- WORK INSTRUCTION: Every line of the data below should be written out word for word.

AVAILABLE DATA Block Start

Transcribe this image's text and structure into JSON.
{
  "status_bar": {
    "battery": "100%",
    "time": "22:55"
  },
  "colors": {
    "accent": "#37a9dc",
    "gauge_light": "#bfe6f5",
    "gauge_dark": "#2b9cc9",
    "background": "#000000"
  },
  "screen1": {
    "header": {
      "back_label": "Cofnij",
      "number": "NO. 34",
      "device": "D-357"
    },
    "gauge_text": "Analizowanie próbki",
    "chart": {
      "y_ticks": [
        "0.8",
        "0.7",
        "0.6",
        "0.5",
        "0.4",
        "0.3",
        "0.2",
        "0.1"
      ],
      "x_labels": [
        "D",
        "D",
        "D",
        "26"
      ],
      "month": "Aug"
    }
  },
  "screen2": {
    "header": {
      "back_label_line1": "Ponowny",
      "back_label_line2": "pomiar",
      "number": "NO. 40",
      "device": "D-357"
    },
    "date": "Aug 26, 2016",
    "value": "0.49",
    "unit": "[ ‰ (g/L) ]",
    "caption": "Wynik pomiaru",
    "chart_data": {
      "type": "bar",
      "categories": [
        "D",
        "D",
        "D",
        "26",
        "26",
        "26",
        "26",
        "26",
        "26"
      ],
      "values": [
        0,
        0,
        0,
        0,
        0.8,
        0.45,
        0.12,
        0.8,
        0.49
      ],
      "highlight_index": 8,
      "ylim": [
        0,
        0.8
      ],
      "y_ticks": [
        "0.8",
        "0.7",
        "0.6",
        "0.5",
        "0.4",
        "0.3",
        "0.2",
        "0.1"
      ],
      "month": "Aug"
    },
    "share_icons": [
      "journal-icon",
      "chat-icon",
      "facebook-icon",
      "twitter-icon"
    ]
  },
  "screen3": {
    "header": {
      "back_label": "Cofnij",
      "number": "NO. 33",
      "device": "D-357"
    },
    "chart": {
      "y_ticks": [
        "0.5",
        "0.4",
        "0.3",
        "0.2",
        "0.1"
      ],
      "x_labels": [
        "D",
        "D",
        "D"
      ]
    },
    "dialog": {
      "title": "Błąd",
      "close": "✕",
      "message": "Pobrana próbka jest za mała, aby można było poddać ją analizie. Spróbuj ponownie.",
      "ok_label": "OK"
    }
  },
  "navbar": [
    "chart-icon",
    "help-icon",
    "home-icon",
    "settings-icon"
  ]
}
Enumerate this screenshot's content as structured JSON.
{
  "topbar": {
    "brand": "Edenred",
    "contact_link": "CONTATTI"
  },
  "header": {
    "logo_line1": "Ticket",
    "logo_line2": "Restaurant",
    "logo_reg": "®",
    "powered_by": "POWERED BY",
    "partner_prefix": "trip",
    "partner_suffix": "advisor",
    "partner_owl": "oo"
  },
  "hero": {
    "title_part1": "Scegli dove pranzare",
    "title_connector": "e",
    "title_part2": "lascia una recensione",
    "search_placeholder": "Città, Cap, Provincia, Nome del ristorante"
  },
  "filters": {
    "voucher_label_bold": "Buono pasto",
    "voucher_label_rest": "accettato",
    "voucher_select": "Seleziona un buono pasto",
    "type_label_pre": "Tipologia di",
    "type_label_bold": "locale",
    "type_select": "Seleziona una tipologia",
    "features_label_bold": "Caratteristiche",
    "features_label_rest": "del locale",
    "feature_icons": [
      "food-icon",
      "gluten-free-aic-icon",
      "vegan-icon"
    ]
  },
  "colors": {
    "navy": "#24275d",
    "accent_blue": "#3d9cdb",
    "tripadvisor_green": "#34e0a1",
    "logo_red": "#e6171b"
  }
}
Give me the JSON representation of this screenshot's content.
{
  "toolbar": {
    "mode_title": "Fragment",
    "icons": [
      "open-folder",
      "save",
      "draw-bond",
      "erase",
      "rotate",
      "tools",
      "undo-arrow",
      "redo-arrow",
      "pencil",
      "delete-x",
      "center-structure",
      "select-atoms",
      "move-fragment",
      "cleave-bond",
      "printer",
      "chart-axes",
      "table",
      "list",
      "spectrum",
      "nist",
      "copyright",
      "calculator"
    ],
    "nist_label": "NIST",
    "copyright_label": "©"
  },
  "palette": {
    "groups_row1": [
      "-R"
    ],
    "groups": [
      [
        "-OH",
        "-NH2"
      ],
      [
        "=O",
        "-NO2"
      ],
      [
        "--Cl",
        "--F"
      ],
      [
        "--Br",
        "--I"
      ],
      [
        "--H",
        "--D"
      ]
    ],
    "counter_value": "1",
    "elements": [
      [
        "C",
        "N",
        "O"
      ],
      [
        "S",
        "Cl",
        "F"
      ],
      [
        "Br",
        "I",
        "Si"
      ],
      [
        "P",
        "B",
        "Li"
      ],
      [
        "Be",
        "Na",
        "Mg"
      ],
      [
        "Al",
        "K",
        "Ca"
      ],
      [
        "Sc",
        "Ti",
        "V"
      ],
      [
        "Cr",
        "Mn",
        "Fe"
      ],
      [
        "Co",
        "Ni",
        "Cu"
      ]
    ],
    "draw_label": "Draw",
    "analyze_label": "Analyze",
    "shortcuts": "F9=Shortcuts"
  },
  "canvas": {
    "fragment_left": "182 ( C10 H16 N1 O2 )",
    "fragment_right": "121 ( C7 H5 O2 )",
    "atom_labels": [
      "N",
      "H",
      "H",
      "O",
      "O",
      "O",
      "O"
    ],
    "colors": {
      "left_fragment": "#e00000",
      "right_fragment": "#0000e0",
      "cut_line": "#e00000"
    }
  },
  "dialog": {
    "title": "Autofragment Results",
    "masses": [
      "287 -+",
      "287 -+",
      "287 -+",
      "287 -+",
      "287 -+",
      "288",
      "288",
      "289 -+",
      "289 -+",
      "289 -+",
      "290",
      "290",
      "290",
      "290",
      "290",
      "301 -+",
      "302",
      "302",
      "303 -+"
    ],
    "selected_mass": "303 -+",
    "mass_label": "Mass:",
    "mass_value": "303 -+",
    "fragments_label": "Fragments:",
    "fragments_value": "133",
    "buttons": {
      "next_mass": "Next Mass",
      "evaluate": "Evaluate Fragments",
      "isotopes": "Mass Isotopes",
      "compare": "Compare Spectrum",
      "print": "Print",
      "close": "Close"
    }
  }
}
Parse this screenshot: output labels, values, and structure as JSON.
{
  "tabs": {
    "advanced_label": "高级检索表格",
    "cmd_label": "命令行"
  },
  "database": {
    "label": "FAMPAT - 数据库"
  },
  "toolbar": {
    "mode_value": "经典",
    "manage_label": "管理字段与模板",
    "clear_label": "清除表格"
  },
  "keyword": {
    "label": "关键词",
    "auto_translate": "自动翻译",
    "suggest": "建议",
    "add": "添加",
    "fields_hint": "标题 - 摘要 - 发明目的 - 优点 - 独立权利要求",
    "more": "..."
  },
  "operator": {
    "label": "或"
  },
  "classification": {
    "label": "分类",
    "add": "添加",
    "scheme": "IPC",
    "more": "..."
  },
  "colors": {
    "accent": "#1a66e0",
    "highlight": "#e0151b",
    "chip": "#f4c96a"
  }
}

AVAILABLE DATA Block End

- SOLUTION FOR THIS PROBLEM:
Transcribe this image's text and structure into JSON.
{
  "status_bar": {
    "battery": "100%",
    "time": "22:55"
  },
  "colors": {
    "accent": "#37a9dc",
    "gauge_light": "#bfe6f5",
    "gauge_dark": "#2b9cc9",
    "background": "#000000"
  },
  "screen1": {
    "header": {
      "back_label": "Cofnij",
      "number": "NO. 34",
      "device": "D-357"
    },
    "gauge_text": "Analizowanie próbki",
    "chart": {
      "y_ticks": [
        "0.8",
        "0.7",
        "0.6",
        "0.5",
        "0.4",
        "0.3",
        "0.2",
        "0.1"
      ],
      "x_labels": [
        "D",
        "D",
        "D",
        "26"
      ],
      "month": "Aug"
    }
  },
  "screen2": {
    "header": {
      "back_label_line1": "Ponowny",
      "back_label_line2": "pomiar",
      "number": "NO. 40",
      "device": "D-357"
    },
    "date": "Aug 26, 2016",
    "value": "0.49",
    "unit": "[ ‰ (g/L) ]",
    "caption": "Wynik pomiaru",
    "chart_data": {
      "type": "bar",
      "categories": [
        "D",
        "D",
        "D",
        "26",
        "26",
        "26",
        "26",
        "26",
        "26"
      ],
      "values": [
        0,
        0,
        0,
        0,
        0.8,
        0.45,
        0.12,
        0.8,
        0.49
      ],
      "highlight_index": 8,
      "ylim": [
        0,
        0.8
      ],
      "y_ticks": [
        "0.8",
        "0.7",
        "0.6",
        "0.5",
        "0.4",
        "0.3",
        "0.2",
        "0.1"
      ],
      "month": "Aug"
    },
    "share_icons": [
      "journal-icon",
      "chat-icon",
      "facebook-icon",
      "twitter-icon"
    ]
  },
  "screen3": {
    "header": {
      "back_label": "Cofnij",
      "number": "NO. 33",
      "device": "D-357"
    },
    "chart": {
      "y_ticks": [
        "0.5",
        "0.4",
        "0.3",
        "0.2",
        "0.1"
      ],
      "x_labels": [
        "D",
        "D",
        "D"
      ]
    },
    "dialog": {
      "title": "Błąd",
      "close": "✕",
      "message": "Pobrana próbka jest za mała, aby można było poddać ją analizie. Spróbuj ponownie.",
      "ok_label": "OK"
    }
  },
  "navbar": [
    "chart-icon",
    "help-icon",
    "home-icon",
    "settings-icon"
  ]
}
Enumerate this screenshot's content as structured JSON.
{
  "topbar": {
    "brand": "Edenred",
    "contact_link": "CONTATTI"
  },
  "header": {
    "logo_line1": "Ticket",
    "logo_line2": "Restaurant",
    "logo_reg": "®",
    "powered_by": "POWERED BY",
    "partner_prefix": "trip",
    "partner_suffix": "advisor",
    "partner_owl": "oo"
  },
  "hero": {
    "title_part1": "Scegli dove pranzare",
    "title_connector": "e",
    "title_part2": "lascia una recensione",
    "search_placeholder": "Città, Cap, Provincia, Nome del ristorante"
  },
  "filters": {
    "voucher_label_bold": "Buono pasto",
    "voucher_label_rest": "accettato",
    "voucher_select": "Seleziona un buono pasto",
    "type_label_pre": "Tipologia di",
    "type_label_bold": "locale",
    "type_select": "Seleziona una tipologia",
    "features_label_bold": "Caratteristiche",
    "features_label_rest": "del locale",
    "feature_icons": [
      "food-icon",
      "gluten-free-aic-icon",
      "vegan-icon"
    ]
  },
  "colors": {
    "navy": "#24275d",
    "accent_blue": "#3d9cdb",
    "tripadvisor_green": "#34e0a1",
    "logo_red": "#e6171b"
  }
}
Give me the JSON representation of this screenshot's content.
{
  "toolbar": {
    "mode_title": "Fragment",
    "icons": [
      "open-folder",
      "save",
      "draw-bond",
      "erase",
      "rotate",
      "tools",
      "undo-arrow",
      "redo-arrow",
      "pencil",
      "delete-x",
      "center-structure",
      "select-atoms",
      "move-fragment",
      "cleave-bond",
      "printer",
      "chart-axes",
      "table",
      "list",
      "spectrum",
      "nist",
      "copyright",
      "calculator"
    ],
    "nist_label": "NIST",
    "copyright_label": "©"
  },
  "palette": {
    "groups_row1": [
      "-R"
    ],
    "groups": [
      [
        "-OH",
        "-NH2"
      ],
      [
        "=O",
        "-NO2"
      ],
      [
        "--Cl",
        "--F"
      ],
      [
        "--Br",
        "--I"
      ],
      [
        "--H",
        "--D"
      ]
    ],
    "counter_value": "1",
    "elements": [
      [
        "C",
        "N",
        "O"
      ],
      [
        "S",
        "Cl",
        "F"
      ],
      [
        "Br",
        "I",
        "Si"
      ],
      [
        "P",
        "B",
        "Li"
      ],
      [
        "Be",
        "Na",
        "Mg"
      ],
      [
        "Al",
        "K",
        "Ca"
      ],
      [
        "Sc",
        "Ti",
        "V"
      ],
      [
        "Cr",
        "Mn",
        "Fe"
      ],
      [
        "Co",
        "Ni",
        "Cu"
      ]
    ],
    "draw_label": "Draw",
    "analyze_label": "Analyze",
    "shortcuts": "F9=Shortcuts"
  },
  "canvas": {
    "fragment_left": "182 ( C10 H16 N1 O2 )",
    "fragment_right": "121 ( C7 H5 O2 )",
    "atom_labels": [
      "N",
      "H",
      "H",
      "O",
      "O",
      "O",
      "O"
    ],
    "colors": {
      "left_fragment": "#e00000",
      "right_fragment": "#0000e0",
      "cut_line": "#e00000"
    }
  },
  "dialog": {
    "title": "Autofragment Results",
    "masses": [
      "287 -+",
      "287 -+",
      "287 -+",
      "287 -+",
      "287 -+",
      "288",
      "288",
      "289 -+",
      "289 -+",
      "289 -+",
      "290",
      "290",
      "290",
      "290",
      "290",
      "301 -+",
      "302",
      "302",
      "303 -+"
    ],
    "selected_mass": "303 -+",
    "mass_label": "Mass:",
    "mass_value": "303 -+",
    "fragments_label": "Fragments:",
    "fragments_value": "133",
    "buttons": {
      "next_mass": "Next Mass",
      "evaluate": "Evaluate Fragments",
      "isotopes": "Mass Isotopes",
      "compare": "Compare Spectrum",
      "print": "Print",
      "close": "Close"
    }
  }
}
Parse this screenshot: output labels, values, and structure as JSON.
{
  "tabs": {
    "advanced_label": "高级检索表格",
    "cmd_label": "命令行"
  },
  "database": {
    "label": "FAMPAT - 数据库"
  },
  "toolbar": {
    "mode_value": "经典",
    "manage_label": "管理字段与模板",
    "clear_label": "清除表格"
  },
  "keyword": {
    "label": "关键词",
    "auto_translate": "自动翻译",
    "suggest": "建议",
    "add": "添加",
    "fields_hint": "标题 - 摘要 - 发明目的 - 优点 - 独立权利要求",
    "more": "..."
  },
  "operator": {
    "label": "或"
  },
  "classification": {
    "label": "分类",
    "add": "添加",
    "scheme": "IPC",
    "more": "..."
  },
  "colors": {
    "accent": "#1a66e0",
    "highlight": "#e0151b",
    "chip": "#f4c96a"
  }
}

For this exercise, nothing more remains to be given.